6 Reasons to use a Build System

TL;DR: Build systems are much more than a locally running copy of Jenkins, VSTS or TeamCity. Actually, both can be used in combination to provide the best CD/CI experience.

3 min readJan 20, 2018

Full disclosure: I’m the author of a build system myself.

Build automation is one of my favorite topics. In this article I’d like to share a few reasons, why using a build system can be of great benefit. To make things clear, I’m not advocating for using a build system at all costs. It is basically a matter of complexity, project size and future growth. Certainly, I wouldn’t setup a build for a simple console application that will never reach 500 LOC. For mid-scale projects, simply using Jenkins or TFS might also fit perfectly. However, a complex web application with several services involved, that needs to run tests in parallel, requires setting up various scheduled tasks as well as publishing artifacts and packages to various endpoints — that is something that I would definitely support with a strong build system in place. Roslyn and Nodatime are good examples for repositories with complex builds.

Let’s get to the point why I appreciate build systems:

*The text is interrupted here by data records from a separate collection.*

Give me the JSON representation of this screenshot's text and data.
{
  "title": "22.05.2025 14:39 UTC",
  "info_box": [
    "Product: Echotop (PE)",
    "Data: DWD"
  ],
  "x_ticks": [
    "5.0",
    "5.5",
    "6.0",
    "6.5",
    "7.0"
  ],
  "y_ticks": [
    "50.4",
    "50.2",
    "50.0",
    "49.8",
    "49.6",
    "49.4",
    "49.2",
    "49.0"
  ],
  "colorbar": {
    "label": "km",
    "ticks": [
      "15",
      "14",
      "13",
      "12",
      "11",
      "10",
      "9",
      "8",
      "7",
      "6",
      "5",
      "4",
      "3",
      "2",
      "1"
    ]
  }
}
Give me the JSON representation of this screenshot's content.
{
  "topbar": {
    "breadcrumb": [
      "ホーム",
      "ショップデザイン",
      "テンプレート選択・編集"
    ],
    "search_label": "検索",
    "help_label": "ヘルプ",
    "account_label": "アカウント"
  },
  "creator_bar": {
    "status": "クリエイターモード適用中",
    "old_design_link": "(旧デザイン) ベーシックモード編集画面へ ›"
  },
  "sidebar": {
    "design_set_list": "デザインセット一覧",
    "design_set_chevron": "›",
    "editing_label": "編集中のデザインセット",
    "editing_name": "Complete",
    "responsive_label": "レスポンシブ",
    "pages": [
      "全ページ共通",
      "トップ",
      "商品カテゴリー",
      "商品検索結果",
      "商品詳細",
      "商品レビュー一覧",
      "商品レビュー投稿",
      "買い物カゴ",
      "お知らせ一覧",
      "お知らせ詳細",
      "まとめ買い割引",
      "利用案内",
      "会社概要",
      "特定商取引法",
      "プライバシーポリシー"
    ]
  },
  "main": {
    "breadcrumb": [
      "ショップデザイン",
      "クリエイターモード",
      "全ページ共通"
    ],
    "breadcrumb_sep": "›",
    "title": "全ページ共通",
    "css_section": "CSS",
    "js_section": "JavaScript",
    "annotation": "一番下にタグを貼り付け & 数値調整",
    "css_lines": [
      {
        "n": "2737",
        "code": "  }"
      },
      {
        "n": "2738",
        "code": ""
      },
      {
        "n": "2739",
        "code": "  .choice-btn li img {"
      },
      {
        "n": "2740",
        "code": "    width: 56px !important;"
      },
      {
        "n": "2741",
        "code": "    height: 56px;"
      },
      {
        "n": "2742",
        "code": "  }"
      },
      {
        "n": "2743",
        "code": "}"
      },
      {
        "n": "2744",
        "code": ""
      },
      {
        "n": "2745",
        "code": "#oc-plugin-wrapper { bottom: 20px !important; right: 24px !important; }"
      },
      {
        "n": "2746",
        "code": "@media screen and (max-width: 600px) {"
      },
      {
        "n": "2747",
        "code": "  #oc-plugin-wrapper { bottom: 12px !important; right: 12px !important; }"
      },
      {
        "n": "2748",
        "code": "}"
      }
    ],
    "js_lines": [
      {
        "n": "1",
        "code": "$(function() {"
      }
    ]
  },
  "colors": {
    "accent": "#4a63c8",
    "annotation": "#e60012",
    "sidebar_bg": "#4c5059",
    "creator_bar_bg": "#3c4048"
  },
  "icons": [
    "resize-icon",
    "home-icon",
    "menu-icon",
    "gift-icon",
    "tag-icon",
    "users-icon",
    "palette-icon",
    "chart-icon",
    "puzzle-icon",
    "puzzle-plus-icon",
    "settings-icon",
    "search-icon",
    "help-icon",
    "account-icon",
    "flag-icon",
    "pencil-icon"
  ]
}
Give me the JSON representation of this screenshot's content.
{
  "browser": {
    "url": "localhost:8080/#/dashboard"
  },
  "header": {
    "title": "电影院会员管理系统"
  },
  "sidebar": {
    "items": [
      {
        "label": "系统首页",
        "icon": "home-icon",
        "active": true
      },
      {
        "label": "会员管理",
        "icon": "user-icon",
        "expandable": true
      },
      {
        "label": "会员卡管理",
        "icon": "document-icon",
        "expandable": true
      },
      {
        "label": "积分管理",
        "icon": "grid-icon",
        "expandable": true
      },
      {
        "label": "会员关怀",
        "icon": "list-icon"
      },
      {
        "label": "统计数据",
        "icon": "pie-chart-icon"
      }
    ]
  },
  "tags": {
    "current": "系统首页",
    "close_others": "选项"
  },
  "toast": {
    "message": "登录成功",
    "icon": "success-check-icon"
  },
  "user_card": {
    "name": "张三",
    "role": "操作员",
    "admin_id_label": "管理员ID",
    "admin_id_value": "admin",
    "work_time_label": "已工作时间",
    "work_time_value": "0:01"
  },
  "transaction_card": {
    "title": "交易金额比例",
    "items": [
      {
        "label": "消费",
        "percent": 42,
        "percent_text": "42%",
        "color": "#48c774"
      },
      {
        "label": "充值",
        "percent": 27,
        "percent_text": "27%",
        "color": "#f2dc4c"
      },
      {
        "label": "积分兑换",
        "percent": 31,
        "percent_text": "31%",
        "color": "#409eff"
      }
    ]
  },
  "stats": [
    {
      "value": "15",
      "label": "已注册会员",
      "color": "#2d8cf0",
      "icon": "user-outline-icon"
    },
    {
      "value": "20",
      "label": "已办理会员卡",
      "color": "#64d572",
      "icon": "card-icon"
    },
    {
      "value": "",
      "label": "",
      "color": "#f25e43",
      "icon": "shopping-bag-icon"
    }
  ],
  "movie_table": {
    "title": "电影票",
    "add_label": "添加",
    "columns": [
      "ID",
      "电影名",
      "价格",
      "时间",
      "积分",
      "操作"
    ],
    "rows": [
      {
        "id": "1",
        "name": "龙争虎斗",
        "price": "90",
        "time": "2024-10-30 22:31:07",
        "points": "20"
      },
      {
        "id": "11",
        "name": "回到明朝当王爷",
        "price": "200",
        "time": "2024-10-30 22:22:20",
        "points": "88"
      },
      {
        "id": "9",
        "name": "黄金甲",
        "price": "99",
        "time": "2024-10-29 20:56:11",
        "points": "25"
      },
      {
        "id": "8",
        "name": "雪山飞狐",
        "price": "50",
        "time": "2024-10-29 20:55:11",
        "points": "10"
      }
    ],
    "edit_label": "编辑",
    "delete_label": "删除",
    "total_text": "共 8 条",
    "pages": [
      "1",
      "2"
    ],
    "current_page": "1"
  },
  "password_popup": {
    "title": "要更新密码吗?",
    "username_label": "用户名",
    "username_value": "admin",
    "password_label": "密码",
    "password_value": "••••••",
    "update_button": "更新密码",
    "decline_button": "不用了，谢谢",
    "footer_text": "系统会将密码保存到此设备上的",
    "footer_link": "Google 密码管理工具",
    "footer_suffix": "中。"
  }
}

  1. Cross-platform: build scripts can be executed on any operating system by using one of the available runtimes (.NET CLR, Mono, dotnet CLI). Build systems usually ship with dedicated bootstrapping scripts based on either PowerShell or Bash for easy invocation. The build implementation is not duplicated but remains consistent in one language.
  2. Portability: build scripts are invoked with just a single command on any machine. You may lose the convenience of several wizards provided in Bitrise, TravisCI or AppVeyor, but you’ll also gain the power of switching them easily. Build servers are still indispensable; for instance for parallelization, investigation mechanisms or historical statistics.
  3. Troubleshooting: build scripts usually consist of multiple build steps, which depend on each other. Build systems often allow to execute single steps without their dependencies to track down issues very efficiently. Attaching the debugger and inspecting variables is an additional luxury. Also the feedback cycle is much quicker compared to build servers — you don’t need to wait until your build is scheduled, plus you won’t occupy the agents for others.
  4. Versioning: build scripts can change as often as any other code. Therefore it’s meaningful having them committed in CVS along with the rest of your project. This also ensures that older revisions can be built at any time, and that major build modifications can be tested in isolated branches.
  5. Extensibility: build scripts are much easier to grasp and extend compared to implementing Bitrise steps, TeamCity plugins or VSTS extensions. If you pick the right build system that even matches your main project language, pretty much everyone on your team will be able to understand and manage the build.
  6. Control Flow: build scripts inherently support various kinds of control flow mechanisms like if-statements, foreach- and while-loops. On a build server with fancy wizards, how would you iterate over a bunch of NuGet packages and push them to different sources, depending on their root namespace? I have no idea. But it’s quite easy with a build system.

I hope these thoughts sound reasonable.

Choose your weapon

Looking at the modern .NET ecosystem, we have some great alternatives:

The following graphic depicts the growth of popularity of these frameworks:

Star History of related GitHub Repositories

Happy building!